-- Requirement --
Every line of the entries below that carries the string "value" should be copied.

(Interface dataset entries)
=== Begin Enclosure ===

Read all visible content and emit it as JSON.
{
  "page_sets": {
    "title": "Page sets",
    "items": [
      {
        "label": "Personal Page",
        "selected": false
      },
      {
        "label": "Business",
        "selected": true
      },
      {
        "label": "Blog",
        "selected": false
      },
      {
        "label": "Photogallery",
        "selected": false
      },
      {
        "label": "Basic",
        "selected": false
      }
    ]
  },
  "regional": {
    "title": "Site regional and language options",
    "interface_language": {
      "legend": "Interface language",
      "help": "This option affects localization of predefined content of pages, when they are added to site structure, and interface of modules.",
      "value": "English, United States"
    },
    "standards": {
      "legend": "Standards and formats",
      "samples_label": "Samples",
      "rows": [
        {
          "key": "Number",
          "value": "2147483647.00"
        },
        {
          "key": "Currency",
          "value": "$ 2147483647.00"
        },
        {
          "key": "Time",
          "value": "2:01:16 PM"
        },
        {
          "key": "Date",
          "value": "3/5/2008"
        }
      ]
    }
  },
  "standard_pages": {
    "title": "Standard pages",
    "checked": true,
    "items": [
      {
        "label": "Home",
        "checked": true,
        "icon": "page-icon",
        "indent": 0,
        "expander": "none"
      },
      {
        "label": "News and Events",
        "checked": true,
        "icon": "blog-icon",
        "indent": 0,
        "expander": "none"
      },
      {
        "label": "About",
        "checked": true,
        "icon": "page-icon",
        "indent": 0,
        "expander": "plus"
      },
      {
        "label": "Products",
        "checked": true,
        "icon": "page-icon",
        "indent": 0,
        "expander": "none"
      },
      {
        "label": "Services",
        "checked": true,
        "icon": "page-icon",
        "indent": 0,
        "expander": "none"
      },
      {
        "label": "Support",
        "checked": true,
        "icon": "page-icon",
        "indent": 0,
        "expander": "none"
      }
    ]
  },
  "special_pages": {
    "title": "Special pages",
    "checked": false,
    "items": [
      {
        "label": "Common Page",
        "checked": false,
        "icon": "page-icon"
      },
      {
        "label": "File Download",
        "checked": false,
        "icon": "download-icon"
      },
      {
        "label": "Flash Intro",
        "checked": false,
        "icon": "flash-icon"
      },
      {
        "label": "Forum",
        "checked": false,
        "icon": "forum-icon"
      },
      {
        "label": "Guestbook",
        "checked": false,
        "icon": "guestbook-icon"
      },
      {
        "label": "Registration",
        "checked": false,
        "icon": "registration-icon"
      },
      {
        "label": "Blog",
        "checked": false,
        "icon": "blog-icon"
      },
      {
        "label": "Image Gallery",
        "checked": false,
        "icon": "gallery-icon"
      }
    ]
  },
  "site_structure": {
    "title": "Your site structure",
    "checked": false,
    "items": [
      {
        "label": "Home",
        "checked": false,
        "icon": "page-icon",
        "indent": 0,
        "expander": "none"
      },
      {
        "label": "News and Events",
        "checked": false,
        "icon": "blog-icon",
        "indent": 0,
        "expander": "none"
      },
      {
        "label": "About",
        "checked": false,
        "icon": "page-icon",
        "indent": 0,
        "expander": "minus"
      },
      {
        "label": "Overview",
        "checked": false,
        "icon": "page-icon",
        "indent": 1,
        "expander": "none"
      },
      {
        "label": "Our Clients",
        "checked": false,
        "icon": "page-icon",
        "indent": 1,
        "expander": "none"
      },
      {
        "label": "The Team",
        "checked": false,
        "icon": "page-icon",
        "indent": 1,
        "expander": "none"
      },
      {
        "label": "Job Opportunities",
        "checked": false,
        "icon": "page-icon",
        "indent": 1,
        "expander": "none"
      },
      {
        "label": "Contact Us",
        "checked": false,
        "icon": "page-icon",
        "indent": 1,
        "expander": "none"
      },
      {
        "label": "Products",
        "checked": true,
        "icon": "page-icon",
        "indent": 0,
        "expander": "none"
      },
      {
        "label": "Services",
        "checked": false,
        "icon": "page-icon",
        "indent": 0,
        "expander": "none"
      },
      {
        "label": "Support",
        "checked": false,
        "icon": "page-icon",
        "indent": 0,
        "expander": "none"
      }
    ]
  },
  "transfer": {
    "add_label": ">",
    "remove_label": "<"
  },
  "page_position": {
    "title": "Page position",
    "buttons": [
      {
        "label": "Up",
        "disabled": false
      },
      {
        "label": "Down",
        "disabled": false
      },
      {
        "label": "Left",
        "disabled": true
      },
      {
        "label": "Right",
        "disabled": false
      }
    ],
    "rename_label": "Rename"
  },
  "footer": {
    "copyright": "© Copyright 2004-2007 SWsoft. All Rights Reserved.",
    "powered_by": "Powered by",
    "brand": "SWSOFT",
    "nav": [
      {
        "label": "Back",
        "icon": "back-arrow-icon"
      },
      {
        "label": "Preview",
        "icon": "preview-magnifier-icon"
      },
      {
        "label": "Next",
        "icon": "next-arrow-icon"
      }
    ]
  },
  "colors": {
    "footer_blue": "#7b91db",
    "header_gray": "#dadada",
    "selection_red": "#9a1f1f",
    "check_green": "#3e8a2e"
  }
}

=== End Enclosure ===

-- The completed task --
      "value": "English, United States"
          "value": "2147483647.00"
          "value": "$ 2147483647.00"
          "value": "2:01:16 PM"
          "value": "3/5/2008"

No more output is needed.